Day 4: How to Prove Liability in Pedestrian Accident Cases

Proving liability in pedestrian accident cases is crucial for securing compensation for your injuries and damages. Establishing who is at fault involves demonstrating that the responsible party acted negligently, leading to the accident. Here’s a step-by-step guide on how to prove liability in pedestrian accident cases in South Carolina.

1. Gather Evidence at the Scene

Collecting evidence immediately after the accident is essential. Here’s what to focus on:

  • Photographs: Take pictures of the accident scene, including the location of the vehicles, traffic signals, crosswalks, road conditions, and any visible injuries.
  • Witness Information: Obtain contact details and statements from any witnesses who saw the accident. Their accounts can support your version of events.
  • Driver Information: Collect the driver’s name, contact details, driver’s license number, and insurance information.

2. Obtain the Police Report

Notify the police about the accident and request an official report. The police report will document key details about the incident, including statements from involved parties and witnesses. It can serve as crucial evidence in establishing liability.

3. Seek Medical Attention

Get medical treatment immediately, even if your injuries seem minor. Medical records provide essential documentation of your injuries and their connection to the accident. Keep detailed records of all treatments and medical expenses.

4. Document Your Account of the Accident

Write down your recollection of the accident as soon as possible. Include details such as the time, date, weather conditions, and what you were doing just before the accident occurred. This account can help you recall important details later.

5. Demonstrate Negligence

To prove liability, you must demonstrate that the driver was negligent. This involves showing:

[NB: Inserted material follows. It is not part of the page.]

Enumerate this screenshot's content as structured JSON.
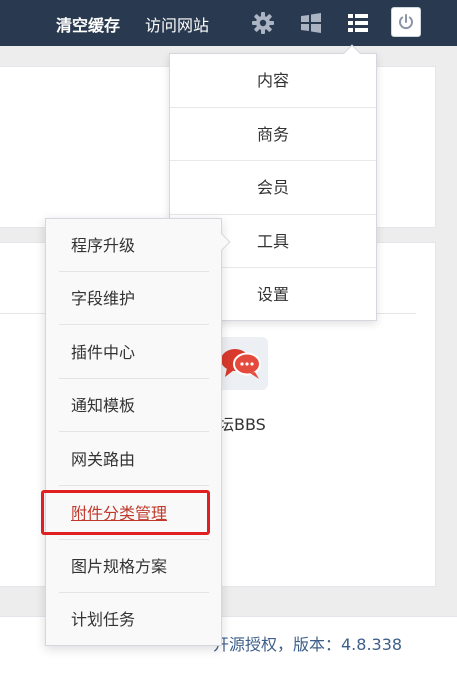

  • Duty of Care: The driver had a legal responsibility to act with care and avoid causing harm to pedestrians.
  • Breach of Duty: The driver breached this duty by acting negligently, such as by speeding, running a red light, or driving while distracted.
  • Causation: The driver’s negligence directly caused the accident and your injuries.
  • Damages: You suffered actual damages, such as medical expenses, lost wages, and pain and suffering, as a result of the accident.

6. Collect Additional Evidence

Gather any other evidence that can support your case, such as:

  • Surveillance Footage: Check for nearby surveillance cameras that may have captured the accident.
  • Traffic Signal Data: Obtain data from traffic signals if the accident occurred at an intersection.
  • Cell Phone Records: If distracted driving is suspected, cell phone records can show if the driver was using their phone at the time of the accident.

7. Consult an Experienced Attorney

An experienced attorney can help you navigate the legal process and gather the necessary evidence to prove liability. They can:

  • Conduct a thorough investigation of the accident.
  • Obtain expert witness testimony if needed.
  • Negotiate with insurance companies on your behalf.
  • Represent you in court if a settlement cannot be reached.

8. Understand Comparative Negligence

South Carolina follows the doctrine of modified comparative negligence. This means you can still recover damages if you are partially at fault, as long as your fault does not exceed 50%. However, your compensation will be reduced by your percentage of fault. For example, if you are 20% at fault, your compensation will be reduced by 20%.


Proving liability in pedestrian accident cases requires thorough evidence collection and a clear demonstration of the driver’s negligence. By following these steps and working with an experienced personal injury attorney, you can strengthen your case and improve your chances of securing fair compensation. If you’ve been involved in a pedestrian accident, contact The Bill Connor Law Firm in Orangeburg, SC, for expert legal guidance and representation from a skilled personal injury attorney.